Mounted in the centre of the dashboard, the main display is 10.1-inches. Ahead of the driver Audi's now-familiar 12.3-inch Virtual Cockpit benefits from the latest developments including hazard warning messages, information about obstructions in the road and traffic-flow awareness to help plan journeys with the least amount of interruptions.
The low-roofed Q5 Sportback is a roomy car and can carry 1,480 litres of cargo with the seats folded. With them raised, the luggage area is 510 litres – on models with the optional bench this can be increased to 570 litres at the expense of rear legroom.
What's it like to drive?
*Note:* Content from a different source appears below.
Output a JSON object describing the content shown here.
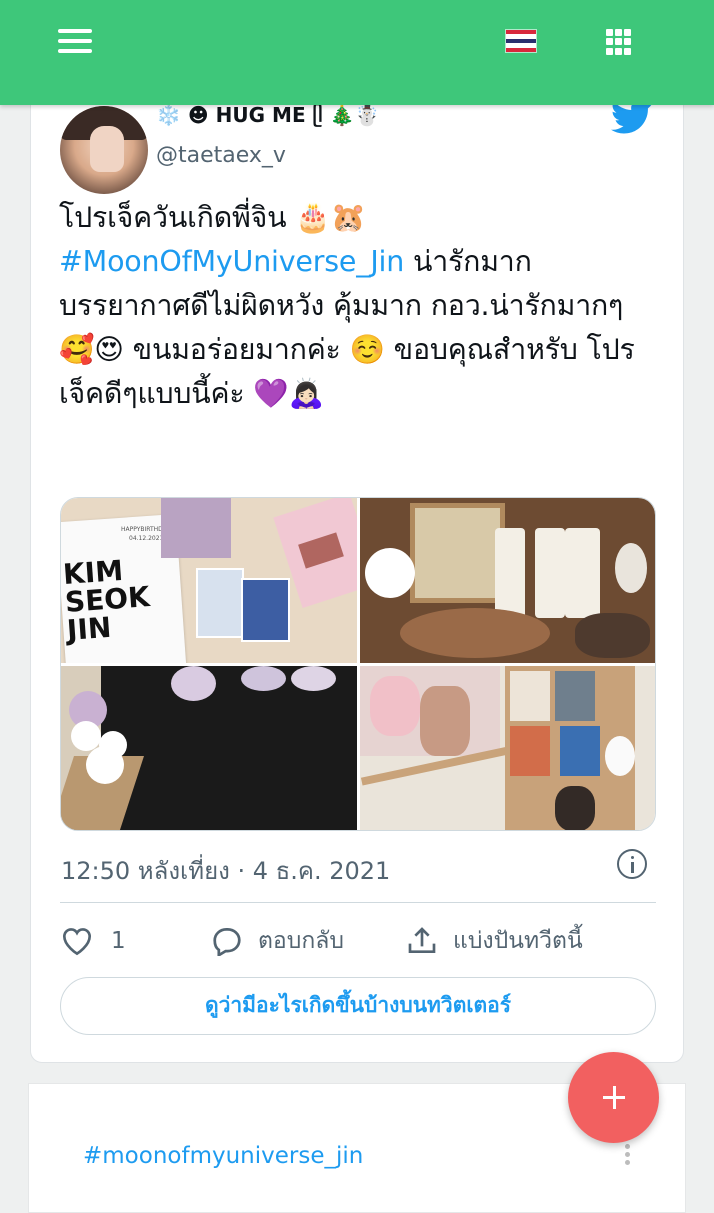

Unsuprisingly, the Q5 Sportback is very similar to drive to its Q5 Cousin. We sampled the range briefly in Germany and can report that it is a refined and effortless cruiser as you'd expect it to be. Sadly, it's not perfect – the V6-powered 50 TDI lacks response away from the lights, and despite e-boost from its mild-hybrid system, it's hesitant to take off, and in busy situations it can feel dreadfully sluggish.
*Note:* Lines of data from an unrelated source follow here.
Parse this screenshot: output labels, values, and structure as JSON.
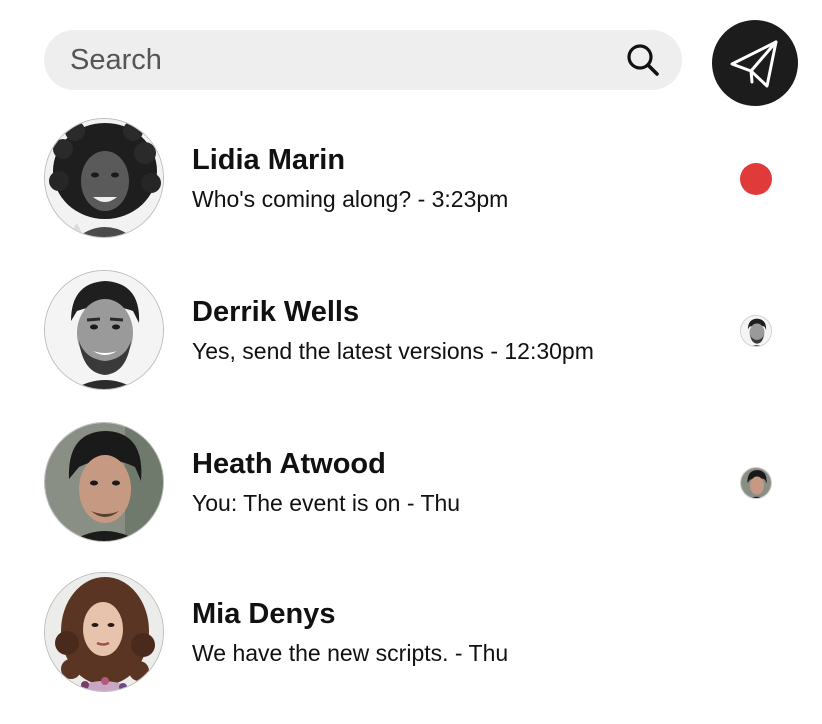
{
  "search": {
    "placeholder": "Search",
    "value": "",
    "icon": "search-icon"
  },
  "compose": {
    "icon": "paper-plane-icon",
    "background": "#1c1c1c"
  },
  "colors": {
    "unread": "#e03a3a",
    "search_bg": "#eeeeee",
    "text": "#111111"
  },
  "conversations": [
    {
      "name": "Lidia Marin",
      "message": "Who's coming along? - 3:23pm",
      "status": "unread"
    },
    {
      "name": "Derrik Wells",
      "message": "Yes, send the latest versions - 12:30pm",
      "status": "seen"
    },
    {
      "name": "Heath Atwood",
      "message": "You: The event is on - Thu",
      "status": "seen"
    },
    {
      "name": "Mia Denys",
      "message": "We have the new scripts. - Thu",
      "status": "none"
    }
  ]
}
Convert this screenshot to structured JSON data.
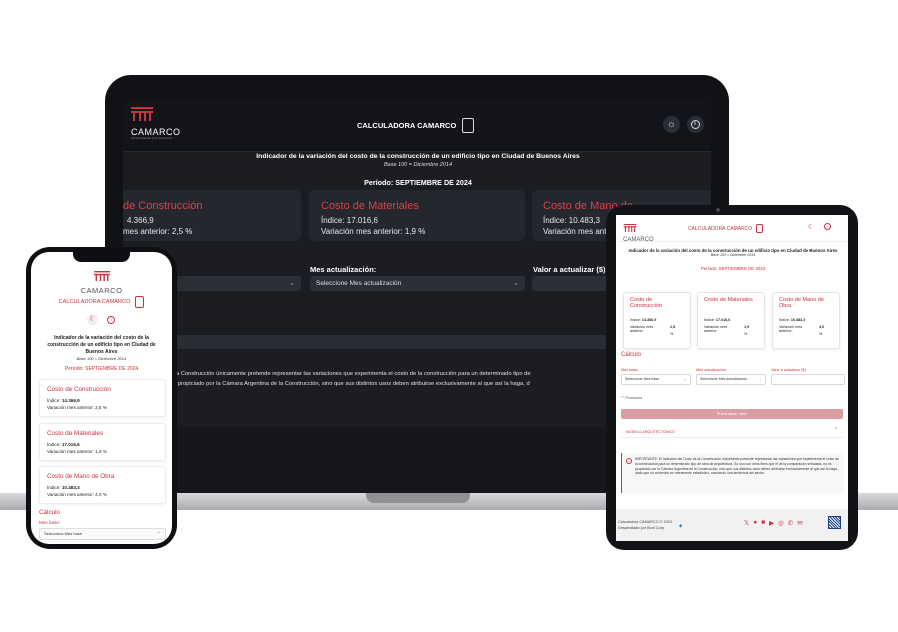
{
  "brand": {
    "name": "CAMARCO",
    "tagline": "Cámara Argentina de la Construcción"
  },
  "header": {
    "title": "CALCULADORA CAMARCO"
  },
  "intro": {
    "heading": "Indicador de la variación del costo de la construcción de un edificio tipo en Ciudad de Buenos Aires",
    "base": "Base 100 = Diciembre 2014",
    "period": "Período: SEPTIEMBRE DE 2024"
  },
  "cards": [
    {
      "title": "Costo de Construcción",
      "indice": "Índice: 14.366,9",
      "variacion": "Variación mes anterior: 2,5 %",
      "indice_label": "Índice:",
      "indice_value": "14.366,9",
      "var_label": "Variación mes anterior:",
      "var_value": "2,5",
      "var_unit": "%"
    },
    {
      "title": "Costo de Materiales",
      "indice": "Índice: 17.016,6",
      "variacion": "Variación mes anterior: 1,9 %",
      "indice_label": "Índice:",
      "indice_value": "17.016,6",
      "var_label": "Variación mes anterior:",
      "var_value": "1,9",
      "var_unit": "%"
    },
    {
      "title": "Costo de Mano de Obra",
      "indice": "Índice: 10.483,3",
      "variacion": "Variación mes anterior: 4,0 %",
      "indice_label": "Índice:",
      "indice_value": "10.483,3",
      "var_label": "Variación mes anterior:",
      "var_value": "4,0",
      "var_unit": "%"
    }
  ],
  "laptop_cards_partial": [
    {
      "title": "de Construcción",
      "indice": "4.366,9",
      "variacion": "mes anterior: 2,5 %"
    },
    {
      "title": "Costo de Mano de",
      "indice": "Índice: 10.483,3",
      "variacion": "Variación mes anter"
    }
  ],
  "calc": {
    "title": "Cálculo",
    "mes_base_label": "Mes base:",
    "mes_base_placeholder": "Seleccione Mes base",
    "mes_act_label": "Mes actualización:",
    "mes_act_placeholder": "Seleccione Mes actualización",
    "valor_label": "Valor a actualizar ($):",
    "provision_label": "Provisoria",
    "button": "Actualizar Valor"
  },
  "model": {
    "label": "MODELO ARQUITECTÓNICO"
  },
  "notice": {
    "text": "IMPORTANTE: El Indicador del Costo de la Construcción únicamente pretende representar las variaciones que experimenta el costo de la construcción para un determinado tipo de obra de arquitectura. Su uso con otros fines que el de la comparación señalada, no es propiciado por la Cámara Argentina de la Construcción, sino que sus distintos usos deben atribuirse exclusivamente al que así la haga, dado que su contenido es meramente estadístico, marcando una tendencia del sector.",
    "laptop_line1": "icador del Costo de la Construcción únicamente pretende representar las variaciones que experimenta el costo de la construcción para un determinado tipo de",
    "laptop_line2": "ción señalada, no es propiciado por la Cámara Argentina de la Construcción, sino que sus distintos usos deben atribuirse exclusivamente al que así la haga, d",
    "laptop_line3": "cia del sector."
  },
  "footer": {
    "copyright": "Calculadora CAMARCO © 2024",
    "developed": "Desarrollado por Bool Corp"
  },
  "colors": {
    "accent": "#c7333f",
    "laptop_bg": "#1b1d22",
    "tablet_button": "#d99da2"
  },
  "icons": [
    "calculator-icon",
    "sun-icon",
    "info-icon",
    "moon-icon",
    "twitter-icon",
    "facebook-icon",
    "linkedin-icon",
    "youtube-icon",
    "instagram-icon",
    "phone-icon",
    "mail-icon",
    "qr-icon"
  ]
}
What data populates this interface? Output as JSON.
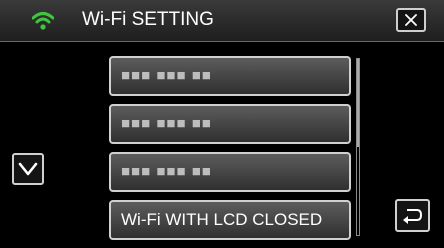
{
  "header": {
    "title": "Wi-Fi SETTING",
    "wifi_icon": "wifi-signal-icon",
    "wifi_color": "#3fc53f",
    "close_icon": "close-x-icon"
  },
  "list": {
    "items": [
      {
        "label": "■■■ ■■■ ■■",
        "masked": true
      },
      {
        "label": "■■■ ■■■ ■■",
        "masked": true
      },
      {
        "label": "■■■ ■■■ ■■",
        "masked": true
      },
      {
        "label": "Wi-Fi WITH LCD CLOSED",
        "masked": false
      }
    ],
    "scroll_position": 0,
    "scroll_visible_fraction": 0.5
  },
  "controls": {
    "scroll_down_icon": "chevron-down-icon",
    "back_icon": "return-arrow-icon"
  }
}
The good news is that the 45 TFSI and 40TDI are not similarly affected. Also, regardless of which engine you choose, there is absolutely nothing wrong with the way these Sportback models handle and ride. On 19-inch wheels, it's stable and planted on the road with unwavering accuracy whatever the surface conditions. In low-grip conditions, the grip and poise is particularly impressive.
The most sporting SQ5 model is very impressive all round, with bags of performance. Despite weighing a portly 2085kg, it will sprint from 0-62mph in 5.1sec from 0-62mph and tops out at a limited 155mph. It's a mild hybrid that can regenerate up to 8kW under braking and will coast with the engine off for up to 40 seconds. Handling and ride are both excellent, too.
Buyers who venture off-road on a regular basis should consider the height-adjustable air suspension together with the side-to-side rear sport differential. Not surprisingly, the air springs also further cushion the ride, lower the body a tad at speed and have the rear end kneel down by 55mm to facilitate loading and unloading.
What models are available?
This is a diesel-centric line-up, at least initially. The model range starts with the 2.0-litre 204hp 40 TDI. Other diesel models will include the 163hp 35 TDI, the 285hp 3.0-litre V6 50 TDI and the mighty 355hp SQ5 Sportback.
There's also a 265hp 2.0-litre four-cylinder turbo petrol engine (the 45 TFSI) – but it will get more interesting (and tax efficient) once the two plug-in hybrids join the range later in 2021. All models have an automatic transmission system, regardless of whether they are front- or four-wheel drive.
Should you buy an Audi Q5 Sportback?
If you're a regular Audi Q5 buyer and fancy something sleeker, here's your next car. It's a class act, mechanically and in terms of fit and finish, but it's not perfect. Although it's a mild hybrid, it feels like a step behind its PHEV rivals and will look old-hat compared with the upcoming all-electric Q6 E-Tron.
We've yet to try it against its immediate rivals, the BMW X6 and Mercedes-Benz GLC Coupe, but the Audi's classy interior and wide range of petrol and diesel engines stand it in good stead – even if it's likely to lag behind the BMW for steering feel and handling.
It's another premium, sporty-looking SUV so you can sit high up, feel safe, and still have a car with more kerbside appeal than a large box on wheels. As it inherits technology and styling from the rest of the Audi A5/Q5 range, it's a known quantity both for reliability and comfort, and for making the right impact on your neightbours when you get it home.
It's more expensive than the car it's based upon and Audi feels its customers will be prepared to pay the premium. The Q5 Sportback is a safe buy, and one that will remain in demand new or used as the UK heads towards the ban on new petrol and diesel car sales, and the SQ5 Sportback is quite a sendoff just as the e-Trons start to take over...